Second, Biden has successfully advanced his vision of economic growth and opportunity by painting a tangible picture for voters focused on clean energy.
Wind and solar power are “the fastest-growing jobs and they pay good prevailing wages, 45–50 bucks an hour,” Biden told voters during the debate.
Trump is chasing an economic message of his own: protecting fracking in Pennsylvania. But it’s likely a dry well politically, with few undecided votes in play. Just 12% of Pennsylvanians believe that natural gas drilling has greatly improved the quality of life in those communities where drilling is taking place, according to a 2020 poll by Franklin & Marshall College.
Moreover, the poll found that only 38% of Pennsylvanians believe the economic benefits of natural gas drilling outweigh the possible environmental damage. When Biden says he wants to clean up fracking, not ban it, he is speaking to them. Hard-working Pennsylvanians in the natural gas industry want their kids to have clean water too.
Third, climate change is a winning political issue for Democrats. 68% of registered voters say climate change will be an important issue in their presidential vote, according to a poll by Pew Research Center.
The political proving ground for climate change came in the 2018 mid-term elections when dozens of Democrats won seats in tight House elections by profiling climate change.
The key to Democrat’s success in 2020 could be the army of climate voters and volunteers that is bigger and broader than ever before.
Climate change is seen as the #1 issue for Democratic voters, according to an NPR poll.
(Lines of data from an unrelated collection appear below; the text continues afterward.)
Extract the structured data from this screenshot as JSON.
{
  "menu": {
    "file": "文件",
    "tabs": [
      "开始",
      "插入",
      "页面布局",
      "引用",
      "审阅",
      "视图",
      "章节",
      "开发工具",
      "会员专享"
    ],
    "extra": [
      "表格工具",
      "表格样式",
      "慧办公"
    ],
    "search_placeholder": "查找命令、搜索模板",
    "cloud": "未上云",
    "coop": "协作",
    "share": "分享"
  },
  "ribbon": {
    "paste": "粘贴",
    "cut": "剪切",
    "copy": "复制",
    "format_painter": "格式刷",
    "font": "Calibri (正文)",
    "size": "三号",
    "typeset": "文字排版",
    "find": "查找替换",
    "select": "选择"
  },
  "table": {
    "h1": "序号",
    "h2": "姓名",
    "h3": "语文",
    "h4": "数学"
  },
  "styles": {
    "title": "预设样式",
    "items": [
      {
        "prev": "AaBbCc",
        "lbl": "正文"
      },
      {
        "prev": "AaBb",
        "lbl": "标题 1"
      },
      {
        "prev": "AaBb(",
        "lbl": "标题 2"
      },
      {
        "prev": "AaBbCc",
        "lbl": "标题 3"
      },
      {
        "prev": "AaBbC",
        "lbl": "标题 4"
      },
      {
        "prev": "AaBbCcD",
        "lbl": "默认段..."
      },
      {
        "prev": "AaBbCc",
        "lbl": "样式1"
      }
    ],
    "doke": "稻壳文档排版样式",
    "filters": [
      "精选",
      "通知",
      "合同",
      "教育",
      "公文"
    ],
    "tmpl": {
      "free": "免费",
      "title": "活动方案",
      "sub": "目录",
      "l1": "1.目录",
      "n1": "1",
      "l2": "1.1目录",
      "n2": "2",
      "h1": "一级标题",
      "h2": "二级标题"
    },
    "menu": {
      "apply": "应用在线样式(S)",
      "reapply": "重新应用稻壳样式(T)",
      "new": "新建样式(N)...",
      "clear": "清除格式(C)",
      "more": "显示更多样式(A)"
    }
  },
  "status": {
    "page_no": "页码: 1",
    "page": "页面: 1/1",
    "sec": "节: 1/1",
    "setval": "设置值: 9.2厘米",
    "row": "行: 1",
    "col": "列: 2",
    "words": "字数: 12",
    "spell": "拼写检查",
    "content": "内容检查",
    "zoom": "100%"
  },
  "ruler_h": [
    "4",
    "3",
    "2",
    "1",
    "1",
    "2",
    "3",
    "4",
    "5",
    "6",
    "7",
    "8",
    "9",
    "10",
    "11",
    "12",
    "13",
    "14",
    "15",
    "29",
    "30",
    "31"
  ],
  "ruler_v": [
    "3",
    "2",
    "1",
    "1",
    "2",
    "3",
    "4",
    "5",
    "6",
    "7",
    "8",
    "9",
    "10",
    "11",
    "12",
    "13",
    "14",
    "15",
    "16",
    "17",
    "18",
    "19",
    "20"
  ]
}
Today, climate disasters are up close and personal for Americans in battleground states throughout the nation. Climate-driven volunteers are talking to neighbors, staffing phone banks, and working the polls for Biden and Democrats.
And climate change is driving Americans who sat home in 2016 to turn out and vote this year in numbers that are already setting records. Number-crunching political consultants have determined that climate ads, such as this one featuring Biden speaking about climate change, are the #1 performer across all issues when it comes to mobilizing young voters.
Not surprisingly, Biden is airing a new climate video ad for the final week of the campaign.
Even Trump’s gleeful attacks on the Green New Deal are falling flat. FiveThirtyEight includes a “mini Green New Deal” on its list of “Issues that Divide Republicans,” noting that 45% of Republicans support a Biden-like “$2 trillion plan to increase the use of renewable energy and build energy-efficient infrastructure.”
In addition to ceding the climate vote to Biden, Trump’s hostility toward climate science has created fertile ground for voter distrust over his approach to COVID. After all, his claims that we have rounded the final turn of the pandemic is a mirror image of his claims that climate change is a hoax, downplaying the devastating reality even as wildfires and other climate disasters strike.
To sum up, Biden’s decision to lean in on clean energy is mobilizing a massive army of climate-first voters, shining a spotlight on his plan to create millions of good-paying clean energy jobs, and reminding voters of Trump’s anti-science approach to big threats, including the pandemic.
No wonder that, according to CNN’s post-debate poll, 67% of likely voters who watched the final debate believe that Biden would be better than Trump at handling climate change.
That’s not a gaffe. But it could be the winning strategy.